All records are to be restated exactly, each line as it reads.

Start of Input data

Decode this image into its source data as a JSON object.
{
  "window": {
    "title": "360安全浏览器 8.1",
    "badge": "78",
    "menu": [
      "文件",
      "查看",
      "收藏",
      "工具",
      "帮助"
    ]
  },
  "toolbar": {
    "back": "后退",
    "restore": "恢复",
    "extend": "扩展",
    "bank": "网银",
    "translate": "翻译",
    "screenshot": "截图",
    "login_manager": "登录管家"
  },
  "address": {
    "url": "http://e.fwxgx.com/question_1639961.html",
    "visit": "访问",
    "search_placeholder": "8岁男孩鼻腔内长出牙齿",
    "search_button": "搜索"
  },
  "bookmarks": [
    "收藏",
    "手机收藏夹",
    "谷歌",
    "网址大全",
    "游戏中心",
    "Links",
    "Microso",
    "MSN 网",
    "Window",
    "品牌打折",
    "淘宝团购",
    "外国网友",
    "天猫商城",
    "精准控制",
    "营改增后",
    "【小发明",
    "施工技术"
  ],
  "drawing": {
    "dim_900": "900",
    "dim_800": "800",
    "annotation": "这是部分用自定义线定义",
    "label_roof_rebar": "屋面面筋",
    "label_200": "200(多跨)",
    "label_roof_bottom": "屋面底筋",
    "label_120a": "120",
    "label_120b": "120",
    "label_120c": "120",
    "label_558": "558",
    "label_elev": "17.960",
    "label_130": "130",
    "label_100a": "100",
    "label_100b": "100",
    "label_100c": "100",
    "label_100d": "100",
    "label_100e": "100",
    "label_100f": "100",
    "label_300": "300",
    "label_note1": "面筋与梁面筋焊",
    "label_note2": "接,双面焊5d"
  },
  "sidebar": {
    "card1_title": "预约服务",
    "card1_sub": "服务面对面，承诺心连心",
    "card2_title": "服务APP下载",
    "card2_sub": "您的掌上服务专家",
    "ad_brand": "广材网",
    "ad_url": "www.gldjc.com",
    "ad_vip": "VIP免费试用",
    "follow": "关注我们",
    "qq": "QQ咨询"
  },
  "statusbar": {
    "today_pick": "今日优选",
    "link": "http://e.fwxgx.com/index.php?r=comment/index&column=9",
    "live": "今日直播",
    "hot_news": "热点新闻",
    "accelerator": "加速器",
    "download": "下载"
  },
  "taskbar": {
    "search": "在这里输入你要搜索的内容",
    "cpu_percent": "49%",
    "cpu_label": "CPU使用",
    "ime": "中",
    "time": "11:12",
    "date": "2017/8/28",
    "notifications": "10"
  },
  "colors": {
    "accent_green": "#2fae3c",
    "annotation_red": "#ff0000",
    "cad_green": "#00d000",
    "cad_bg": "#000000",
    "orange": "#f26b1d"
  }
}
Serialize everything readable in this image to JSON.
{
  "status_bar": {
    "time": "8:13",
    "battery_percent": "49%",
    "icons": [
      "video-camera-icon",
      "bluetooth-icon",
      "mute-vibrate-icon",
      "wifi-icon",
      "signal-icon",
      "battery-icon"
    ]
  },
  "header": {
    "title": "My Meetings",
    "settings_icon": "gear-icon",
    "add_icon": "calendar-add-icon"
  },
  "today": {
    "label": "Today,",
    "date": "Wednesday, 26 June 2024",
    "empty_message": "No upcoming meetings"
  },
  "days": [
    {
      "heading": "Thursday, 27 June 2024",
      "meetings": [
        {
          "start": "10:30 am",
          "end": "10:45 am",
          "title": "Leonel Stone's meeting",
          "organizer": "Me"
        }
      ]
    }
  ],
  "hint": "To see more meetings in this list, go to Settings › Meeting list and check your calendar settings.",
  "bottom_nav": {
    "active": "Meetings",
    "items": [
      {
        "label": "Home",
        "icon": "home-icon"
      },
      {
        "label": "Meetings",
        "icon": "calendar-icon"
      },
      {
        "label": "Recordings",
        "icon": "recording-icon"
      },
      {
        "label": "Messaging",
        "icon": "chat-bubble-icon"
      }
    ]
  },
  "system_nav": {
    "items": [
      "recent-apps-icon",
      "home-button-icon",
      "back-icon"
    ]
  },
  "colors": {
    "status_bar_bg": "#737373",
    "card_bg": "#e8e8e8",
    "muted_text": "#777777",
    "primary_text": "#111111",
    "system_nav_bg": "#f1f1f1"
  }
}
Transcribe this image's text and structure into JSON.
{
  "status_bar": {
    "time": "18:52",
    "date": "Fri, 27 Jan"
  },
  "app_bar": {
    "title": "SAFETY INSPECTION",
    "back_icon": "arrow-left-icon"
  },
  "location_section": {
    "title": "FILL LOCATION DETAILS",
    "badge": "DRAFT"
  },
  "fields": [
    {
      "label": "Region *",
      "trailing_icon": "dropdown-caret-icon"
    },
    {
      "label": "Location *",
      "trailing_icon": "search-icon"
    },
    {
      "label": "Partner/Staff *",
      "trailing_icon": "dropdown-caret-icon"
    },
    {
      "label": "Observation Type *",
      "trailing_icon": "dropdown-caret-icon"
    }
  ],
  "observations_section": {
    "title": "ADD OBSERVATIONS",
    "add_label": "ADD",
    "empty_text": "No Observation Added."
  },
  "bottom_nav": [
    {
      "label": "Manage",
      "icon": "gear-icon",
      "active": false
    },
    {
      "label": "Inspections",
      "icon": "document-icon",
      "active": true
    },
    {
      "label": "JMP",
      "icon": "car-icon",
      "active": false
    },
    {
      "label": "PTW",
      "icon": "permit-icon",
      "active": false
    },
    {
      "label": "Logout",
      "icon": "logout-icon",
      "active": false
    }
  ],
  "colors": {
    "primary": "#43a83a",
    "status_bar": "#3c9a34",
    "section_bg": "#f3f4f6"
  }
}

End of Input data

▶ Response
Decode this image into its source data as a JSON object.
{
  "window": {
    "title": "360安全浏览器 8.1",
    "badge": "78",
    "menu": [
      "文件",
      "查看",
      "收藏",
      "工具",
      "帮助"
    ]
  },
  "toolbar": {
    "back": "后退",
    "restore": "恢复",
    "extend": "扩展",
    "bank": "网银",
    "translate": "翻译",
    "screenshot": "截图",
    "login_manager": "登录管家"
  },
  "address": {
    "url": "http://e.fwxgx.com/question_1639961.html",
    "visit": "访问",
    "search_placeholder": "8岁男孩鼻腔内长出牙齿",
    "search_button": "搜索"
  },
  "bookmarks": [
    "收藏",
    "手机收藏夹",
    "谷歌",
    "网址大全",
    "游戏中心",
    "Links",
    "Microso",
    "MSN 网",
    "Window",
    "品牌打折",
    "淘宝团购",
    "外国网友",
    "天猫商城",
    "精准控制",
    "营改增后",
    "【小发明",
    "施工技术"
  ],
  "drawing": {
    "dim_900": "900",
    "dim_800": "800",
    "annotation": "这是部分用自定义线定义",
    "label_roof_rebar": "屋面面筋",
    "label_200": "200(多跨)",
    "label_roof_bottom": "屋面底筋",
    "label_120a": "120",
    "label_120b": "120",
    "label_120c": "120",
    "label_558": "558",
    "label_elev": "17.960",
    "label_130": "130",
    "label_100a": "100",
    "label_100b": "100",
    "label_100c": "100",
    "label_100d": "100",
    "label_100e": "100",
    "label_100f": "100",
    "label_300": "300",
    "label_note1": "面筋与梁面筋焊",
    "label_note2": "接,双面焊5d"
  },
  "sidebar": {
    "card1_title": "预约服务",
    "card1_sub": "服务面对面，承诺心连心",
    "card2_title": "服务APP下载",
    "card2_sub": "您的掌上服务专家",
    "ad_brand": "广材网",
    "ad_url": "www.gldjc.com",
    "ad_vip": "VIP免费试用",
    "follow": "关注我们",
    "qq": "QQ咨询"
  },
  "statusbar": {
    "today_pick": "今日优选",
    "link": "http://e.fwxgx.com/index.php?r=comment/index&column=9",
    "live": "今日直播",
    "hot_news": "热点新闻",
    "accelerator": "加速器",
    "download": "下载"
  },
  "taskbar": {
    "search": "在这里输入你要搜索的内容",
    "cpu_percent": "49%",
    "cpu_label": "CPU使用",
    "ime": "中",
    "time": "11:12",
    "date": "2017/8/28",
    "notifications": "10"
  },
  "colors": {
    "accent_green": "#2fae3c",
    "annotation_red": "#ff0000",
    "cad_green": "#00d000",
    "cad_bg": "#000000",
    "orange": "#f26b1d"
  }
}
Serialize everything readable in this image to JSON.
{
  "status_bar": {
    "time": "8:13",
    "battery_percent": "49%",
    "icons": [
      "video-camera-icon",
      "bluetooth-icon",
      "mute-vibrate-icon",
      "wifi-icon",
      "signal-icon",
      "battery-icon"
    ]
  },
  "header": {
    "title": "My Meetings",
    "settings_icon": "gear-icon",
    "add_icon": "calendar-add-icon"
  },
  "today": {
    "label": "Today,",
    "date": "Wednesday, 26 June 2024",
    "empty_message": "No upcoming meetings"
  },
  "days": [
    {
      "heading": "Thursday, 27 June 2024",
      "meetings": [
        {
          "start": "10:30 am",
          "end": "10:45 am",
          "title": "Leonel Stone's meeting",
          "organizer": "Me"
        }
      ]
    }
  ],
  "hint": "To see more meetings in this list, go to Settings › Meeting list and check your calendar settings.",
  "bottom_nav": {
    "active": "Meetings",
    "items": [
      {
        "label": "Home",
        "icon": "home-icon"
      },
      {
        "label": "Meetings",
        "icon": "calendar-icon"
      },
      {
        "label": "Recordings",
        "icon": "recording-icon"
      },
      {
        "label": "Messaging",
        "icon": "chat-bubble-icon"
      }
    ]
  },
  "system_nav": {
    "items": [
      "recent-apps-icon",
      "home-button-icon",
      "back-icon"
    ]
  },
  "colors": {
    "status_bar_bg": "#737373",
    "card_bg": "#e8e8e8",
    "muted_text": "#777777",
    "primary_text": "#111111",
    "system_nav_bg": "#f1f1f1"
  }
}
Transcribe this image's text and structure into JSON.
{
  "status_bar": {
    "time": "18:52",
    "date": "Fri, 27 Jan"
  },
  "app_bar": {
    "title": "SAFETY INSPECTION",
    "back_icon": "arrow-left-icon"
  },
  "location_section": {
    "title": "FILL LOCATION DETAILS",
    "badge": "DRAFT"
  },
  "fields": [
    {
      "label": "Region *",
      "trailing_icon": "dropdown-caret-icon"
    },
    {
      "label": "Location *",
      "trailing_icon": "search-icon"
    },
    {
      "label": "Partner/Staff *",
      "trailing_icon": "dropdown-caret-icon"
    },
    {
      "label": "Observation Type *",
      "trailing_icon": "dropdown-caret-icon"
    }
  ],
  "observations_section": {
    "title": "ADD OBSERVATIONS",
    "add_label": "ADD",
    "empty_text": "No Observation Added."
  },
  "bottom_nav": [
    {
      "label": "Manage",
      "icon": "gear-icon",
      "active": false
    },
    {
      "label": "Inspections",
      "icon": "document-icon",
      "active": true
    },
    {
      "label": "JMP",
      "icon": "car-icon",
      "active": false
    },
    {
      "label": "PTW",
      "icon": "permit-icon",
      "active": false
    },
    {
      "label": "Logout",
      "icon": "logout-icon",
      "active": false
    }
  ],
  "colors": {
    "primary": "#43a83a",
    "status_bar": "#3c9a34",
    "section_bg": "#f3f4f6"
  }
}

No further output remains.